## What to work on
Exact copy, no pictures: output each line below as it stands.

## Dataset extract
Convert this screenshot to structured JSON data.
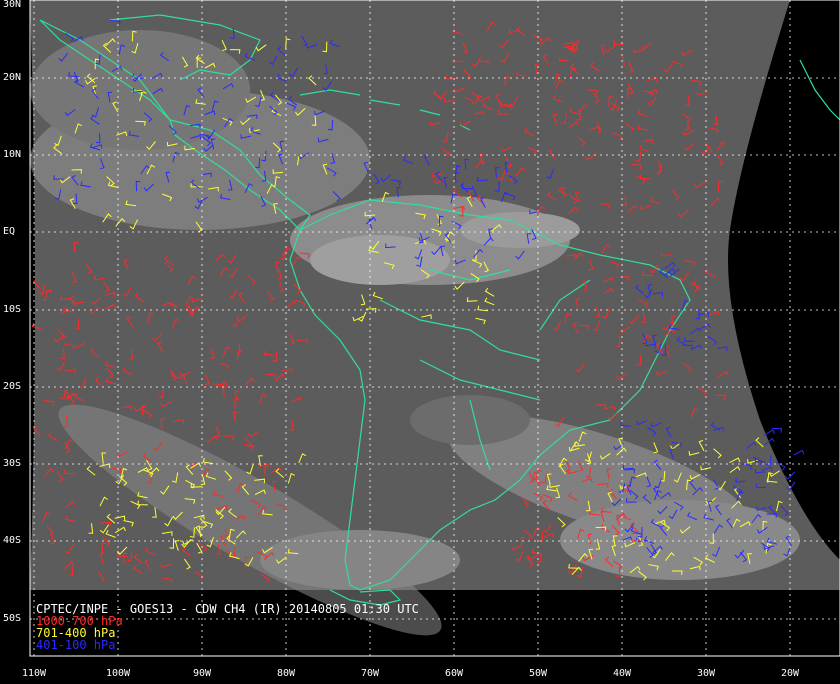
{
  "caption": {
    "title": "CPTEC/INPE - GOES13 - CDW CH4 (IR) 20140805 01:30 UTC"
  },
  "legend": [
    {
      "label": "1000-700 hPa",
      "color": "#ff2a2a"
    },
    {
      "label": "701-400 hPa",
      "color": "#ffff33"
    },
    {
      "label": "401-100 hPa",
      "color": "#2b2bff"
    }
  ],
  "latitude_labels": [
    "30N",
    "20N",
    "10N",
    "EQ",
    "10S",
    "20S",
    "30S",
    "40S",
    "50S"
  ],
  "longitude_labels": [
    "110W",
    "100W",
    "90W",
    "80W",
    "70W",
    "60W",
    "50W",
    "40W",
    "30W",
    "20W"
  ],
  "colors": {
    "background": "#000000",
    "grid": "#ffffff",
    "coastline": "#33dd99",
    "satellite_gray": "#5a5a5a"
  }
}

## Final answer
Convert this screenshot to structured JSON data.
{
  "caption": {
    "title": "CPTEC/INPE - GOES13 - CDW CH4 (IR) 20140805 01:30 UTC"
  },
  "legend": [
    {
      "label": "1000-700 hPa",
      "color": "#ff2a2a"
    },
    {
      "label": "701-400 hPa",
      "color": "#ffff33"
    },
    {
      "label": "401-100 hPa",
      "color": "#2b2bff"
    }
  ],
  "latitude_labels": [
    "30N",
    "20N",
    "10N",
    "EQ",
    "10S",
    "20S",
    "30S",
    "40S",
    "50S"
  ],
  "longitude_labels": [
    "110W",
    "100W",
    "90W",
    "80W",
    "70W",
    "60W",
    "50W",
    "40W",
    "30W",
    "20W"
  ],
  "colors": {
    "background": "#000000",
    "grid": "#ffffff",
    "coastline": "#33dd99",
    "satellite_gray": "#5a5a5a"
  }
}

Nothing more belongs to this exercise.